A graphic video emerged that purportedly showed the moments leading up to the shooting. It showed officers pointing their guns at Wallace as he walks in the street and around a car. He walks toward the officers as they back away from him in the street, guns still aimed at him.

They yell at him to put his knife down. The two officers then fired several shots and Wallace collapses in the street. A woman runs up to him screaming while several bystanders then approach him.

It is unclear in the video if he had a knife. Witnesses said he was holding one.

Wallace was hit in the shoulder and chest. One of the officers then put him in a police vehicle and drove him to a hospital, where he was pronounced dead a short time later, Little said.

No officers or bystanders were injured in the shooting, Little said. The names of the officers who fired the shots were not immediately disclosed. Both were wearing body cameras and were taken off street duty pending the investigation.

The police department and city’s district attorney have vowed to look into the shooting.

Eyewitness Maurice Holloway told NBC he and other neighbors had tried to get Wallace to put down the knife before police arrived. 

“That’s when it matters. He’s in our community, we’re not threatened by him because we know him," Holloway said during a segment that aired Tuesday morning. “His mother tried to grab him, to console him.”


Police said it was unclear how many times the person was shot but Walter Wallace Sr., the man’s father, told the paper that he believed his son was shot 10 times. He told the paper that his 27-year-old son had mental health issues and was on medication.

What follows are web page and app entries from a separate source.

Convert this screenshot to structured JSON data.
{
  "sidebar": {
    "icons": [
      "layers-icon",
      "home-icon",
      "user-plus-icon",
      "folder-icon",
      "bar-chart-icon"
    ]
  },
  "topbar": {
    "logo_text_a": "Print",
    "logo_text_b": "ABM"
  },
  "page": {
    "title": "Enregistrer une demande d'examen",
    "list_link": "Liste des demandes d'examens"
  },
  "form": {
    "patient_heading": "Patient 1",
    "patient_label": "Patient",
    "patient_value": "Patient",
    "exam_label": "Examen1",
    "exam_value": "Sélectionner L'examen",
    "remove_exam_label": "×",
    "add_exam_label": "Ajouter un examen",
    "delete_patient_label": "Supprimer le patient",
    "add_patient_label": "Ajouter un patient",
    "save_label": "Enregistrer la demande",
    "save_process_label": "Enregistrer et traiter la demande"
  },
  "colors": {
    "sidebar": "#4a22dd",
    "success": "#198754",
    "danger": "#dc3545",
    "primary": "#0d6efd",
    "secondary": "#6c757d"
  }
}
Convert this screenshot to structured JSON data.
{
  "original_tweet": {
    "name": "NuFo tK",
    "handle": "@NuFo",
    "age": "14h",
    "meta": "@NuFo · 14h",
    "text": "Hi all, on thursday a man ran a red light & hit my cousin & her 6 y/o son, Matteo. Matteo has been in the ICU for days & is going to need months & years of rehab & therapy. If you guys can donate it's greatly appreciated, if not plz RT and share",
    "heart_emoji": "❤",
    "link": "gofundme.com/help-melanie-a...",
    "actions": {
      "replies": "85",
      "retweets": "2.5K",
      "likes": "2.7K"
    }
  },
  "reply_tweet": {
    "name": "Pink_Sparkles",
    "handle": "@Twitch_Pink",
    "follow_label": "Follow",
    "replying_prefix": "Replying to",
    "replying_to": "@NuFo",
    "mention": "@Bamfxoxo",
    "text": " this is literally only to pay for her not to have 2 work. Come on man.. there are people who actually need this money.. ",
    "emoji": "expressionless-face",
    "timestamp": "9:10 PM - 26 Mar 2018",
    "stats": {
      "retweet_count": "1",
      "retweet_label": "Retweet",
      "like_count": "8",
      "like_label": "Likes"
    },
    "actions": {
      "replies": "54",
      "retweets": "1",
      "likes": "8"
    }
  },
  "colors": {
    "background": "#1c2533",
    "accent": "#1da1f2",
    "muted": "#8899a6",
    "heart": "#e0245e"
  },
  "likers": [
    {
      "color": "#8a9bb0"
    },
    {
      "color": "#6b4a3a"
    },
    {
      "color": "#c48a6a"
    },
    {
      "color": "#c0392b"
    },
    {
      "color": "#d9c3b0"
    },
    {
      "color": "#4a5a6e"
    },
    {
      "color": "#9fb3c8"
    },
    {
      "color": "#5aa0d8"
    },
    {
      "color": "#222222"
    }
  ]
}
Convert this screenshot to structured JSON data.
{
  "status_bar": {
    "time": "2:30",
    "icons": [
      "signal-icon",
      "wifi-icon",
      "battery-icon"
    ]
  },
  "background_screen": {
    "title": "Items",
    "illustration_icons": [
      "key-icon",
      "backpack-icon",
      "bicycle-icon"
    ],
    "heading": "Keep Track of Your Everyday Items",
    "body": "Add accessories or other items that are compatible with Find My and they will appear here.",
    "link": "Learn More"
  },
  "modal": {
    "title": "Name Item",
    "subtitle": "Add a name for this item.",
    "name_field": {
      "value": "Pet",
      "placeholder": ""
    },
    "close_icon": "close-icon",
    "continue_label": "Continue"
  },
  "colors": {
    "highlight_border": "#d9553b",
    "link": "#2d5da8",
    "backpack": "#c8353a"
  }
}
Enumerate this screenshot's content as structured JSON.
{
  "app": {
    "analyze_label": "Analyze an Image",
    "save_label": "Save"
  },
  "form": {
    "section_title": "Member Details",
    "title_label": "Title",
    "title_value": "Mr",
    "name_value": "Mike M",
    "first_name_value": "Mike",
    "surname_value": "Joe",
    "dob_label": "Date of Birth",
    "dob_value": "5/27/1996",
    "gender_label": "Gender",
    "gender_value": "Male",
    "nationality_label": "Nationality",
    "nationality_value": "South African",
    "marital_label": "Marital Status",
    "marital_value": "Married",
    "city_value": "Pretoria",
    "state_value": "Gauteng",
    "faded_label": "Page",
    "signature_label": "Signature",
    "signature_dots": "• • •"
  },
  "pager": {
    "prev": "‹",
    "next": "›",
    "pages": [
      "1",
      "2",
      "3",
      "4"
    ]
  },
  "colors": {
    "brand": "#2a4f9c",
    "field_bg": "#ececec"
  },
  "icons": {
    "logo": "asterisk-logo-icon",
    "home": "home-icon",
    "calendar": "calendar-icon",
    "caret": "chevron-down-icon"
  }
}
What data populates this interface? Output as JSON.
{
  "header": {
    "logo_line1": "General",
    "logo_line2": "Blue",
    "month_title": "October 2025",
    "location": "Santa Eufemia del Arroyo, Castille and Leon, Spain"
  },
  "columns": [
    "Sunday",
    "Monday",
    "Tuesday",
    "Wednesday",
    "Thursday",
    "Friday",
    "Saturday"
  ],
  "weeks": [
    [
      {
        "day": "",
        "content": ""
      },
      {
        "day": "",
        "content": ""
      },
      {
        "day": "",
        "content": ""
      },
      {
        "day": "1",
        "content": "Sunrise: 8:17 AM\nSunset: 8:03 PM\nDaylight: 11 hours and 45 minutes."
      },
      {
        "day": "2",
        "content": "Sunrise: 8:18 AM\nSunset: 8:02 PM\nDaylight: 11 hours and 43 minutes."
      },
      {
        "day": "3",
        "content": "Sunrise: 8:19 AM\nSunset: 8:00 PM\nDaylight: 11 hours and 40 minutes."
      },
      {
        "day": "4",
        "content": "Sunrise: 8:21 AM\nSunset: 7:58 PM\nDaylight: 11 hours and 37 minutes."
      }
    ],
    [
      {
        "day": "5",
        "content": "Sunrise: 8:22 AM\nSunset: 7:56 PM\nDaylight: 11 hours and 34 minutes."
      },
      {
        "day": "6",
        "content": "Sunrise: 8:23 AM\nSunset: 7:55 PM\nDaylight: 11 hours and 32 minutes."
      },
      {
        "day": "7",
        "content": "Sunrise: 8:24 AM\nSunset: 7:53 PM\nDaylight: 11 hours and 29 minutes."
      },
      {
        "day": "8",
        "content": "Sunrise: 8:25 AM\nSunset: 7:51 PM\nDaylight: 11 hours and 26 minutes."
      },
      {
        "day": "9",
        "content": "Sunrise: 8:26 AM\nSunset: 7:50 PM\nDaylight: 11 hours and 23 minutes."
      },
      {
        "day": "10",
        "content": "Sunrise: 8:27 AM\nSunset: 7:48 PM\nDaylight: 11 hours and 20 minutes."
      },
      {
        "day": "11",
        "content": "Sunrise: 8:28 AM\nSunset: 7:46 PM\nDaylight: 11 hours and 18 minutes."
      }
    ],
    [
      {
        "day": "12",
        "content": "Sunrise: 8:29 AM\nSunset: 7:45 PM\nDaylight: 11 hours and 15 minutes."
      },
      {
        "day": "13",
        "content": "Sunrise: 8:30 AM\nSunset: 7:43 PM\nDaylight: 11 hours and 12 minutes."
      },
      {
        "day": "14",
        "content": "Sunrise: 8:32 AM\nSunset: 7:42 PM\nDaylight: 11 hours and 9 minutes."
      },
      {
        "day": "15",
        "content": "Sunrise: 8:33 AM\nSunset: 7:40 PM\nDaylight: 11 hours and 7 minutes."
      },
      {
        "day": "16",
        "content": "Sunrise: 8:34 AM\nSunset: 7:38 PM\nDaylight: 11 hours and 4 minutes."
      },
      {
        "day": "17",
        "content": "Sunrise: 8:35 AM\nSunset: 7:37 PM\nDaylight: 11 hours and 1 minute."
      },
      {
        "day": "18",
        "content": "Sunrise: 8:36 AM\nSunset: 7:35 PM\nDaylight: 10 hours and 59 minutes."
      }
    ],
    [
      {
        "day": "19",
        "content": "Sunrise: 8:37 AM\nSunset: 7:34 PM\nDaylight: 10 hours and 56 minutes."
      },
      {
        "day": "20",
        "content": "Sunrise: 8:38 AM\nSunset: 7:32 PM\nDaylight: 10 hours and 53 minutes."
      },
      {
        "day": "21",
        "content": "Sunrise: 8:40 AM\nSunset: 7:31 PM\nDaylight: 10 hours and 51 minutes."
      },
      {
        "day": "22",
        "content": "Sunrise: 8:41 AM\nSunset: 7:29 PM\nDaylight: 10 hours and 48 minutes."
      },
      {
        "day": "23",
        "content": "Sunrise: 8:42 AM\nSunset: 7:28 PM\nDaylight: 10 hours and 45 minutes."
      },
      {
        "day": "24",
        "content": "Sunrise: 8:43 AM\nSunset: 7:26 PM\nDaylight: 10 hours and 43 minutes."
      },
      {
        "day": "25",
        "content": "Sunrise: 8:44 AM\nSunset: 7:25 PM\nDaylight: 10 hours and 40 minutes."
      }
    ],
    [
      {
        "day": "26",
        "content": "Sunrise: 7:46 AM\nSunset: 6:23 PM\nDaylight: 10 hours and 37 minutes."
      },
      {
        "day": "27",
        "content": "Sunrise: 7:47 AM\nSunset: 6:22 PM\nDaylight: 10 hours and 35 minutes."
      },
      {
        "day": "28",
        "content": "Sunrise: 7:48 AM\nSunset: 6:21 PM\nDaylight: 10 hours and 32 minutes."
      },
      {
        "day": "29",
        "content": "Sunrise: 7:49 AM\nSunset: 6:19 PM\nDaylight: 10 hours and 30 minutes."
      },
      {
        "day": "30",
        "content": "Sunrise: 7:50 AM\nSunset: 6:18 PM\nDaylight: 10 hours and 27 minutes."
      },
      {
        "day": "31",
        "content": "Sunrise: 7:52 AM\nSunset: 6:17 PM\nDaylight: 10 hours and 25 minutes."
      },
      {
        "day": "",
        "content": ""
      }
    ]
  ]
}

“Why didn’t they use a taser? His mother was trying to diffuse the situation,” he said, according to the paper.

The Associated Press contributed to this report.